Cookies Policy
X

This site uses cookies. By continuing to browse the site you are agreeing to our use of cookies.

I accept this policy

Find out more here

Open Access Intellect and the One in Porphyry’s Sententiae

No metrics data to plot.
The attempt to load metrics for this article has failed.
The attempt to plot a graph for these metrics has failed.
The full text of this article is not currently available.

Brill’s MyBook program is exclusively available on BrillOnline Books and Journals. Students and scholars affiliated with an institution that has purchased a Brill E-Book on the BrillOnline platform automatically have access to the MyBook option for the title(s) acquired by the Library. Brill MyBook is a print-on-demand paperback copy which is sold at a favorably uniform low price.

Intellect and the One in Porphyry’s Sententiae

  • PDF
  • HTML
Add to Favorites
You must be logged in to use this functionality

image of The International Journal of the Platonic Tradition

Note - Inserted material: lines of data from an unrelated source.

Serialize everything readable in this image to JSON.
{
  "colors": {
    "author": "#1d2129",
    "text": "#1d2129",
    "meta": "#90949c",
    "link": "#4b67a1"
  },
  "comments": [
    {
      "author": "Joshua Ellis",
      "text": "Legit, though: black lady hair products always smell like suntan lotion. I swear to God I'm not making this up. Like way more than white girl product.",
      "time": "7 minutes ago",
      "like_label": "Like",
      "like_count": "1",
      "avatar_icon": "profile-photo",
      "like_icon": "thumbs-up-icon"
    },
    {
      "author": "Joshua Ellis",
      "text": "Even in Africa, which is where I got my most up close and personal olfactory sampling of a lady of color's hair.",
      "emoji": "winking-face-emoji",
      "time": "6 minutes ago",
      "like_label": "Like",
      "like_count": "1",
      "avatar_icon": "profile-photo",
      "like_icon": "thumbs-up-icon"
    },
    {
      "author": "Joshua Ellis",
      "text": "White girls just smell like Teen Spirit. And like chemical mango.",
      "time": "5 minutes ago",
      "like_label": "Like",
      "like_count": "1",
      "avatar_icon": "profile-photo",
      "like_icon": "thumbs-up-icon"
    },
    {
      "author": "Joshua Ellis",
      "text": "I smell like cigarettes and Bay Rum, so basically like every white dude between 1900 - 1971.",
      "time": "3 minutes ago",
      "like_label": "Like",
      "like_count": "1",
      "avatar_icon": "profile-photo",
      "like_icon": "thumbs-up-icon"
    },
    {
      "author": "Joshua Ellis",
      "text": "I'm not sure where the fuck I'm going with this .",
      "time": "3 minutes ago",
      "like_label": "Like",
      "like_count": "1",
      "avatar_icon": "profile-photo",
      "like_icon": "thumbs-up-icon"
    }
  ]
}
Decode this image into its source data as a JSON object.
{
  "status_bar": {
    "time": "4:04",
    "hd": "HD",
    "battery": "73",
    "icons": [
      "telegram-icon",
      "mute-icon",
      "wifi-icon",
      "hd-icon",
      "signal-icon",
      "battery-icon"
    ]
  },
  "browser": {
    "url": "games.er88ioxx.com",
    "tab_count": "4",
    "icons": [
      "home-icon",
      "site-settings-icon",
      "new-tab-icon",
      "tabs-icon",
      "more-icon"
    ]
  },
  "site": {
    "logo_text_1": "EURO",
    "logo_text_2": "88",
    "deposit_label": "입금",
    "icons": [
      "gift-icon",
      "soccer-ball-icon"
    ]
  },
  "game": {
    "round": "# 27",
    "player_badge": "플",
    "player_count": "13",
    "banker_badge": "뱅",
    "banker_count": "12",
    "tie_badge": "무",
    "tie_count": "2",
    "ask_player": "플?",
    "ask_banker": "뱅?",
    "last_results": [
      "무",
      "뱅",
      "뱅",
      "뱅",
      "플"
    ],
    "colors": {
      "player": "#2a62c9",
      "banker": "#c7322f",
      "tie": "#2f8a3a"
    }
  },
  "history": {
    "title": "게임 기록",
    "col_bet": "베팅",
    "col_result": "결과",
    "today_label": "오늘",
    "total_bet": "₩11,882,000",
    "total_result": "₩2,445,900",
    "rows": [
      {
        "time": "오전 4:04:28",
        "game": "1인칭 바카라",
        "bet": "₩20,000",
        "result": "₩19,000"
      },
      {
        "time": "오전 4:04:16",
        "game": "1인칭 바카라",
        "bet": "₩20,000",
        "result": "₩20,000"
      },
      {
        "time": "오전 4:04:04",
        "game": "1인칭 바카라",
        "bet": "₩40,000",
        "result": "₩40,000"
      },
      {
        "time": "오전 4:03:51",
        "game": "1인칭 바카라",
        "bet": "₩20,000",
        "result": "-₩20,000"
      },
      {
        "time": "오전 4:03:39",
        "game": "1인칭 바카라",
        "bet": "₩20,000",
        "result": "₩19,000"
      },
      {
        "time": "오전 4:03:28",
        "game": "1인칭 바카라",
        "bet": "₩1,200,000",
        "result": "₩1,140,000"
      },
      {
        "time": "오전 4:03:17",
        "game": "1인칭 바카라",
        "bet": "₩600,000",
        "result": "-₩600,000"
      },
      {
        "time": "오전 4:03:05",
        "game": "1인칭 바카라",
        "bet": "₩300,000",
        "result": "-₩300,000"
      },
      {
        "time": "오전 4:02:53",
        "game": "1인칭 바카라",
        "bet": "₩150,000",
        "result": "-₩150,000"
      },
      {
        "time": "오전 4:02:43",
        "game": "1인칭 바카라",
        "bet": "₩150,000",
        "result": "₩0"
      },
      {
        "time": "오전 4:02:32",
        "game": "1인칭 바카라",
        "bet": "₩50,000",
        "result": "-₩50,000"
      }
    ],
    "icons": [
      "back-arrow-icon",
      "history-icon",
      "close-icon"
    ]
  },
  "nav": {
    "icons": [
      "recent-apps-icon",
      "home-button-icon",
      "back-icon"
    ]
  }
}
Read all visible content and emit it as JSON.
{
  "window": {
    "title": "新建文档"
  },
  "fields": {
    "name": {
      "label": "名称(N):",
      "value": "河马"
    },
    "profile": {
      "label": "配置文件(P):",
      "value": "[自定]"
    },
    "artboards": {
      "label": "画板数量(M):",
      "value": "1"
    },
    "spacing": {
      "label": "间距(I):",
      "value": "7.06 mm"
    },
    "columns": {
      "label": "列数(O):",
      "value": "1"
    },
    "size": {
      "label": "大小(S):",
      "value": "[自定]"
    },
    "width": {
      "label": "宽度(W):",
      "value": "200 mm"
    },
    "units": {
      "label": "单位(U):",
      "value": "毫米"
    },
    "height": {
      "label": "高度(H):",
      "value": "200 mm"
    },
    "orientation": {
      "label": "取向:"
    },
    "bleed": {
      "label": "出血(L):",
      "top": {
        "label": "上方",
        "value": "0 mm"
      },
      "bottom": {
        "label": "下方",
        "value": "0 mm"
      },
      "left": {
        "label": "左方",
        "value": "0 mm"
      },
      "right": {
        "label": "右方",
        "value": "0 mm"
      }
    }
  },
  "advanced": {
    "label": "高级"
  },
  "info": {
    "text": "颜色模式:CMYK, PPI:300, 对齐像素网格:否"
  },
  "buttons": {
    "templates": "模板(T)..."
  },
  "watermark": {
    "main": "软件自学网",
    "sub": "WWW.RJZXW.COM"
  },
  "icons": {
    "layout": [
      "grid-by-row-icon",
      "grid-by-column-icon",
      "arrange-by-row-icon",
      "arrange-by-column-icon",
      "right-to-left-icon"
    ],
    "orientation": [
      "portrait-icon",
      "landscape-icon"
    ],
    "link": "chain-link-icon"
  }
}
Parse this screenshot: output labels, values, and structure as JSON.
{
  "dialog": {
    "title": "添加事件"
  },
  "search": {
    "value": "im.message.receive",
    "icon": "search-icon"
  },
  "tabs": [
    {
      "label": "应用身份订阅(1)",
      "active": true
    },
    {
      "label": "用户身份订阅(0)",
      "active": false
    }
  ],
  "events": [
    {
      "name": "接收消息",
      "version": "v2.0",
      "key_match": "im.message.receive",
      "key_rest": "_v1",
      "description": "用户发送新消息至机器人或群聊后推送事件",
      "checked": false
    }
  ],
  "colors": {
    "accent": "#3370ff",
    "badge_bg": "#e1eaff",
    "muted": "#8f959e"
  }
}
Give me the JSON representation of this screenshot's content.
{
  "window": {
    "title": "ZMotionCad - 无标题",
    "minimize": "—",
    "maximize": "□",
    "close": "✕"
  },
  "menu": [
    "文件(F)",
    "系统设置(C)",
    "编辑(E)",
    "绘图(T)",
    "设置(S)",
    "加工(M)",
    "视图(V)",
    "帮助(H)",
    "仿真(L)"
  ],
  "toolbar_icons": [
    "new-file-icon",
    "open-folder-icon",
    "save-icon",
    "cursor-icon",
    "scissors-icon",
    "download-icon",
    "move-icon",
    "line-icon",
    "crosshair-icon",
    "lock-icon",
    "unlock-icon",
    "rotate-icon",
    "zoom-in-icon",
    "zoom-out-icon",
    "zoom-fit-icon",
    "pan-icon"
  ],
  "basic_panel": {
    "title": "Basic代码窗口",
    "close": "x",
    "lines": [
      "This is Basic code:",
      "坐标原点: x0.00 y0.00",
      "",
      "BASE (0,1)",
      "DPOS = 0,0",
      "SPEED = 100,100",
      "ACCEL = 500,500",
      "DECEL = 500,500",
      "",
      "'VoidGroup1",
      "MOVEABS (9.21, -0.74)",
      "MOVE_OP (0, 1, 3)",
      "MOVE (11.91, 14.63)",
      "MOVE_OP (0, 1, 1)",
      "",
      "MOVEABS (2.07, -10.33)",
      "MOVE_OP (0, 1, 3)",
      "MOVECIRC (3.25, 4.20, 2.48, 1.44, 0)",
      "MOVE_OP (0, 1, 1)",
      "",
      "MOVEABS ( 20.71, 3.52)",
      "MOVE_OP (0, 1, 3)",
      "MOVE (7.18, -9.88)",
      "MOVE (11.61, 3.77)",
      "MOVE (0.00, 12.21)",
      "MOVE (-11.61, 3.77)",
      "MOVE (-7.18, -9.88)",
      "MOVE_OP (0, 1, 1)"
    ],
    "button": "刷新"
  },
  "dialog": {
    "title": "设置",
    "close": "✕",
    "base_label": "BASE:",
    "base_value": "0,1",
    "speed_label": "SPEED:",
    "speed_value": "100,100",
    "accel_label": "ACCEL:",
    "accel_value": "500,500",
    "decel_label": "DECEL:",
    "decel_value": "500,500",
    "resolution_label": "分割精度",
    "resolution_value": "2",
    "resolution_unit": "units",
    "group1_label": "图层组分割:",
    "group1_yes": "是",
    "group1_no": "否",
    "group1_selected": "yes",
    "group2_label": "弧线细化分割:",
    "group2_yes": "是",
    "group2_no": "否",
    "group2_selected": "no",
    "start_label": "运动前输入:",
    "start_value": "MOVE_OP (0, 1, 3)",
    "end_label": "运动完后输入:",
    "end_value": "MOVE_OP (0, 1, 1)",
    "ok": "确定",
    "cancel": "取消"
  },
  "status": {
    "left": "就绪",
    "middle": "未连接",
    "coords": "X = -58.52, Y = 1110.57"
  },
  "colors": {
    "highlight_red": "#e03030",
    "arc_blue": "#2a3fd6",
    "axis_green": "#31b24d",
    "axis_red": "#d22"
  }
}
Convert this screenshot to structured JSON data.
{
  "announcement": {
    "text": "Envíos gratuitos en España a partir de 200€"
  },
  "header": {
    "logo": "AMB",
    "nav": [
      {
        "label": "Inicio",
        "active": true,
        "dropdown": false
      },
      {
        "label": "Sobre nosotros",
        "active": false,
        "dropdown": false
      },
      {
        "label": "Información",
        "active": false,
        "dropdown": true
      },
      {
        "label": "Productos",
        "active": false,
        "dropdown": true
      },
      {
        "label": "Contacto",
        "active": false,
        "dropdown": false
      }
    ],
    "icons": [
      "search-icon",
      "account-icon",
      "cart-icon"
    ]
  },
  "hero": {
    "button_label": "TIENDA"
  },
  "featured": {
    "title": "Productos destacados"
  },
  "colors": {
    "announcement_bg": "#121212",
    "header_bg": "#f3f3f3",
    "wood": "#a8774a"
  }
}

This article seeks to provide some support for the troublesome report of Damascius in the De Principiis that, for Porphyry, the first principle is the Father of the Noetic Triad—and thus more closely implicated with the realm of Intellect and Being than would seem proper for a Neoplatonist and faithful follower of Plotinus. And yet there is evidence from other sources that Porphyry did not abandon the concept of a One above Being. A clue to the complexity of the situation may be provided by a passage from Proclus (In Parm. 1070, 155ff. Cousin) which criticises him for making the One the subject also of the Second Hypothesis of the Parmenides. Here, I consider a series of passages from Porphyry’s Sententiae which seem to indicate a doctrine of the One essentially faithful to that of Plotinus, but modulated in the direction of closer linkage to the levels of reality below it.

Affiliations: 1: Trinity College Dublin

This article seeks to provide some support for the troublesome report of Damascius in the De Principiis that, for Porphyry, the first principle is the Father of the Noetic Triad—and thus more closely implicated with the realm of Intellect and Being than would seem proper for a Neoplatonist and faithful follower of Plotinus. And yet there is evidence from other sources that Porphyry did not abandon the concept of a One above Being. A clue to the complexity of the situation may be provided by a passage from Proclus (In Parm. 1070, 155ff. Cousin) which criticises him for making the One the subject also of the Second Hypothesis of the Parmenides. Here, I consider a series of passages from Porphyry’s Sententiae which seem to indicate a doctrine of the One essentially faithful to that of Plotinus, but modulated in the direction of closer linkage to the levels of reality below it.

Loading

Full text loading...

/deliver/18725082/v4n1_s3.html;jsessionid=TZnTRSHE9p3tsmCh80JAaGkm.x-brill-live-02?itemId=/content/journals/10.1163/187254710x492910&mimeType=html&fmt=ahah
/content/journals/10.1163/187254710x492910
Loading

Data & Media loading...

http://brill.metastore.ingenta.com/content/journals/10.1163/187254710x492910
Loading
Loading

Article metrics loading...

/content/journals/10.1163/187254710x492910
2010-04-01
2016-12-08

Sign-in

Can't access your account?
  • Tools

  • Add to Favorites
  • Printable version
  • Email this page
  • Subscribe to ToC alert
  • Subscribe to Citation alert
  • Get permissions
  • Recommend to your library

    You must fill out fields marked with: *

    Librarian details
    Your details
    Why are you recommending this title?
    Select reason:
     
    The International Journal of the Platonic Tradition — Recommend this title to your library
  • Export citations
  • Key

  • Full access
  • Open Access
  • Partial/No accessInformation